“Alcohol withdrawal symptoms usually occur within 8 hours after the last drink, but can occur days later. Symptoms usually peak by 24 to 72 hours, but may go on for weeks.”
The timeline is as follows:
• Eight hours after final drink – withdrawal symptoms may start.
• 24 to 72 hours after final drink – the peak of withdrawal symptoms, with patients rapidly going through the second and third stage of withdrawal.
• Five to seven days after final drink – withdrawal symptoms become less intense.
• After one week – some side effects will continue, particularly psychological symptoms.
Under treatment, patients will be monitored during detox to make sure they are safe and stable. Medication may be provided to treat the symptoms, including benzodiazepines that help the body to relax. Medical professionals will monitor all vital signs, intervening when these drop below safe levels.
Sometimes, it is recommended that people slowly reduce their alcohol consumption rather than stopping all of a sudden. This must also be done in a medically supervised manner. This is generally recommended for those at increased risk of DT.
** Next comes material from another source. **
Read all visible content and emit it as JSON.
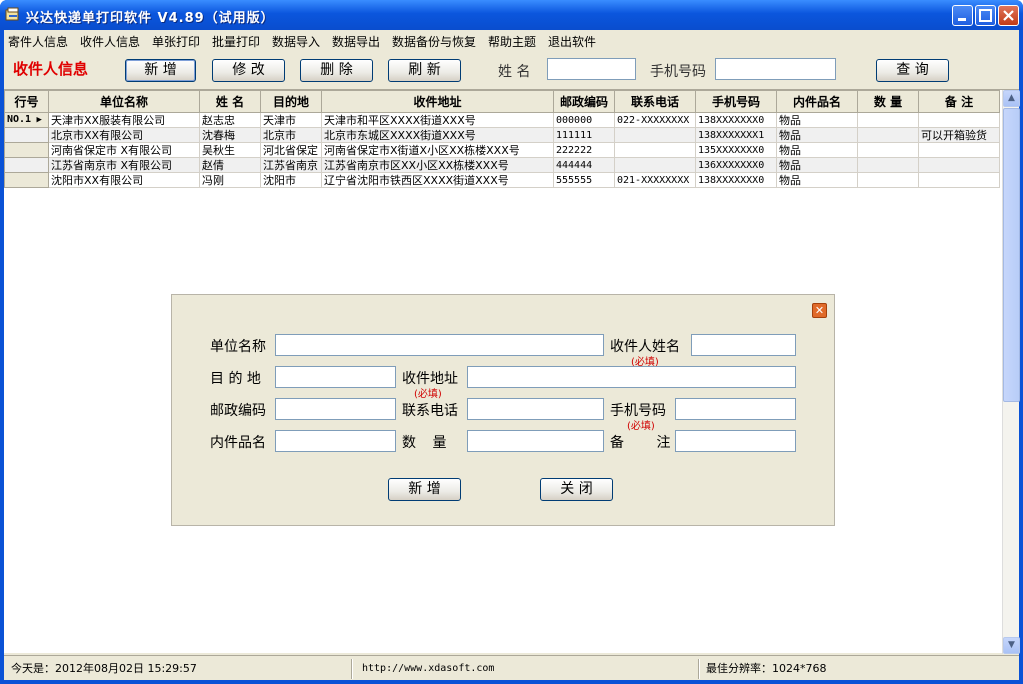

People with alcoholism are often malnourished and they have disrupted sleep patterns. Hence, a strong focus of detox will be on restoring appropriate nutritional levels. Many alcoholics have a vitamin B12 deficiency, which must be addressed.
“Some alcohol-dependent patients with megaloblastic anemia may respond to vitamin B12 treatment despite normal cobalamin serum levels; therefore in alcoholics caution is urged in the interpretation of these vitamin assays, because of possible functional vitamin B12 deficiency.”
It is also very important that those who have gone through detox are provided with proper support and aftercare. Due to the readily available and socially acceptable nature of their chosen drug, it is incredibly easy and common for people to relapse.